It seems the photo book scene is changing rapidly, with both on-demand printing and truly self-published books cutting into a market previously dominated by actual book publishers. As someone who loves photo books (books in general actually) I am very excited about this development.
There are many things that I look for in a photography book, the actual print quality being one of them. Just like there is a vast difference between a good and a bad print on the wall of a gallery or museum, there is a vast difference between a cheaply produced/printed photography book and one done with attention to detail and a willingness to aim for high quality.
Over the past few months, I was in the lucky position to be able to follow the evolution of a self-published book through all the various stages. You might already have heard of Richard Renaldi and Seth Boyd’s Charles Lane Press and their first book Fall River Boys. Richard and Seth are good friends of mine, and whenever we meet we talk about new books and about what we like and dislike (yes, it does get very book geeky at times). Richard and Seth have been sharing their vision and ideas concerning Fall River Boys with me, and unlike what certain people want to make you believe creating a book is a bit more than sticking a bunch of images into some layout and then telling someone else “print it!”.
Just the other day, they showed me the “F&G” (I didn’t know what that meant, either, it’s simply the unbound pages of the book), and even though I knew what they were aiming for, I was still amazed. Fall River Boys looks and feels like a book consisting of actual photographic prints. I was only half joking when I told them I’d probably have to buy two so I could cut out some of the pages for framing.

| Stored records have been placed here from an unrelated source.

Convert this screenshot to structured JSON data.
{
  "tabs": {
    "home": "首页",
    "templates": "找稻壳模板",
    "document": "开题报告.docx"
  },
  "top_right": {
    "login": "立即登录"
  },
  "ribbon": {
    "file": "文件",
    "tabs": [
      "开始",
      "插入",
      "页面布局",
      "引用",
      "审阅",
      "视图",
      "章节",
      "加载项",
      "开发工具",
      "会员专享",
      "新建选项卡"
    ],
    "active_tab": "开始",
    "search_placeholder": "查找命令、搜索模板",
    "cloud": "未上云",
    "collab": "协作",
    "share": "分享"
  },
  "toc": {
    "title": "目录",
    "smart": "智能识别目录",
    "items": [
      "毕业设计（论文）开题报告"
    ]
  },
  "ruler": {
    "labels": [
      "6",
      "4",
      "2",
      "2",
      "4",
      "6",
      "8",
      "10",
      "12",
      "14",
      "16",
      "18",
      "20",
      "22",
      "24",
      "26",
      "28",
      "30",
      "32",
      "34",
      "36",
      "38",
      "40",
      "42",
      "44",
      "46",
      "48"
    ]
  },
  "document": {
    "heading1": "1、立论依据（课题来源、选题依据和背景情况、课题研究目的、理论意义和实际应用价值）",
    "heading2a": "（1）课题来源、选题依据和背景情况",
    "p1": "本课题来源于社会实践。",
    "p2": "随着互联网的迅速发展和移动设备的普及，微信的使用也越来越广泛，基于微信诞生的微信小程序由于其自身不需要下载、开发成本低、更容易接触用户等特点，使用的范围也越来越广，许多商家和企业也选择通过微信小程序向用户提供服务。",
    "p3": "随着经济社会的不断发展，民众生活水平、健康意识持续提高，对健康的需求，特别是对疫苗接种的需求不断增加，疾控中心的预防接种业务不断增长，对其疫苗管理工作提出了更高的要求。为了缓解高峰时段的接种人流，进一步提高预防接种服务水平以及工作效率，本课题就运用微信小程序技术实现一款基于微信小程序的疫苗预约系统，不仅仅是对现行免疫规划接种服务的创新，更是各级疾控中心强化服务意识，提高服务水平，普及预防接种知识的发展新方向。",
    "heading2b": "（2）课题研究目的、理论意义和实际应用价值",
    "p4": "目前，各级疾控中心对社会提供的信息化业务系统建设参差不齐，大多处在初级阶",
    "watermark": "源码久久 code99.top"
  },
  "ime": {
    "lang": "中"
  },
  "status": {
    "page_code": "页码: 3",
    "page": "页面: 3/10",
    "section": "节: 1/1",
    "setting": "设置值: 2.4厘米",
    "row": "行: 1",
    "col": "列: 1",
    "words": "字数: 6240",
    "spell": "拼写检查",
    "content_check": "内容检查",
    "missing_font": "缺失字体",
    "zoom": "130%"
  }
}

I’d love to see something like that more. Another friend of mine teaches at a German photo school, and some of his students have given him books made of actual colour prints, bound by a professional book binder. That’s, of course, an extreme way to produce books (and a very expensive one). But given it’s photography I think it’s closer to what getting a book from one’s own photography should be like - rather than shipping it off to some publisher someplace, to have it printed on cheap paper, with the colours ballparkish OK.
Sure, all of this comes at a price. Maybe this is a good way to look at this: Most photographers spend an awful lot of money on cameras, on film, on scanning (if applicable), on printing, an awful lot of time on making sure that everything is perfect - only to then opt for something cheap for the final book? Does that make sense?
PS: See, this is what you get when writing blog posts before reading other people’s blog - Mrs. Deane just talked about the joys of looking at self-published books (before talking about something else).